While the government has indicated it will not block the peaceful march, yet the convergence and prolonged sit-in of even a million plus committed protestors in close proximity to parliament could result in a serious law and order/security situation. In the wake of recent upsurge in terrorist attacks, especially in Peshawar, January 14 may present a nightmarish scenario for the security establishment.
The army has a history of intervening to prevent long marches to avert political instability, confrontation and breakdown of security in the federal capital. Following several weeks of political turmoil and Benazir Bhutto’s threat to march on Islamabad, the then Army Chief General Abdul Waheed Kakar defused the crisis with the resignation of both President Ghulam Ishaq Khan and Prime Minister Nawaz Sharif on July 18, 1993.
The present COAS, General Ashfaq Pervez Kayani, too, intervened to stop Nawaz Sharif’s long march at Gujranwala and prevailed upon the then Prime Minister Gilani to restore the judges on March 16, 2009.
If General Kayani is once again forced to intervene and act as a neutral umpire to prevent a possible Imran Khan-Dr. Qadri-led Tahrir Square type scenario in Islamabad, will it lead to an early dissolution of parliament and formation of a caretaker setup? It is true that the Constitution provides no role to the judiciary/army in the caretaker setup process. If Dr. Tahirul Qadri’s demand that the judiciary/army or major political parties outside parliament are also consulted in selection of clean, honest and competent caretakers and implemented openheartedly, it may enhance the credibility/ neutrality of such a setup . Let the caretaker setup be not seen as a compromise to further interests of two major political parties that have brought Pakistan close to becoming a failed state.
Although Dr. Tahirul Qadri did sound convincing in his explanation of Article 254 of Constitution that apparently allows going beyond 90 days election deadline; however, any such delay may derail the democratic process which is not advisable at this stage. The government/Election Commission should however accommodate Dr. Tahirul Qadri’s demands that lead to greater public confidence towards genuinely free and fair polls.
Will January 2013 herald Pakistan’s year of change?
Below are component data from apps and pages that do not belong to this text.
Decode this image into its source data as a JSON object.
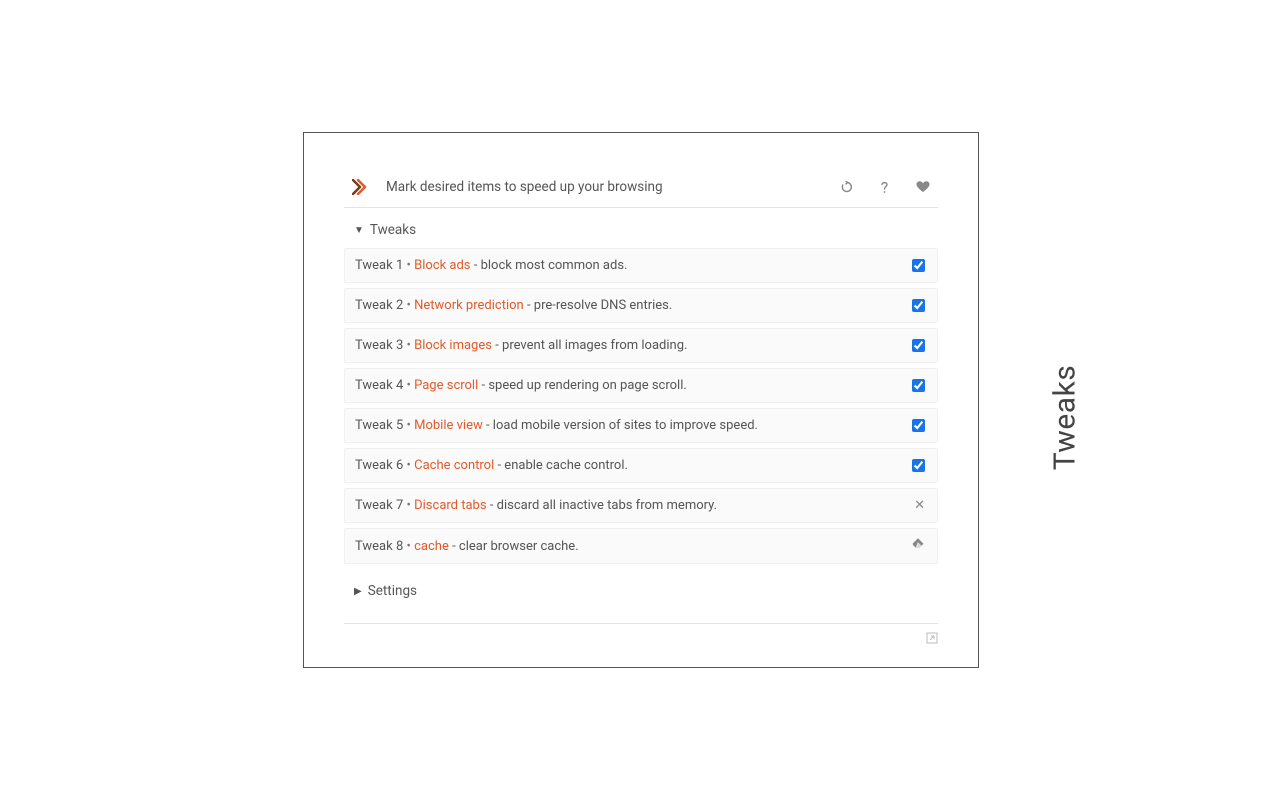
{
  "sideLabel": "Tweaks",
  "header": {
    "text": "Mark desired items to speed up your browsing"
  },
  "sections": {
    "tweaks": {
      "label": "Tweaks",
      "expanded": true
    },
    "settings": {
      "label": "Settings",
      "expanded": false
    }
  },
  "tweaks": [
    {
      "prefix": "Tweak 1",
      "name": "Block ads",
      "desc": "block most common ads.",
      "control": "checkbox",
      "checked": true
    },
    {
      "prefix": "Tweak 2",
      "name": "Network prediction",
      "desc": "pre-resolve DNS entries.",
      "control": "checkbox",
      "checked": true
    },
    {
      "prefix": "Tweak 3",
      "name": "Block images",
      "desc": "prevent all images from loading.",
      "control": "checkbox",
      "checked": true
    },
    {
      "prefix": "Tweak 4",
      "name": "Page scroll",
      "desc": "speed up rendering on page scroll.",
      "control": "checkbox",
      "checked": true
    },
    {
      "prefix": "Tweak 5",
      "name": "Mobile view",
      "desc": "load mobile version of sites to improve speed.",
      "control": "checkbox",
      "checked": true
    },
    {
      "prefix": "Tweak 6",
      "name": "Cache control",
      "desc": "enable cache control.",
      "control": "checkbox",
      "checked": true
    },
    {
      "prefix": "Tweak 7",
      "name": "Discard tabs",
      "desc": "discard all inactive tabs from memory.",
      "control": "close"
    },
    {
      "prefix": "Tweak 8",
      "name": "cache",
      "desc": "clear browser cache.",
      "control": "eraser"
    }
  ]
}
Can Dr. Tahirul Qadri prove to be a game changer in Pakistani politics? It is time to change faces as well as the rules of the political game in Pakistan.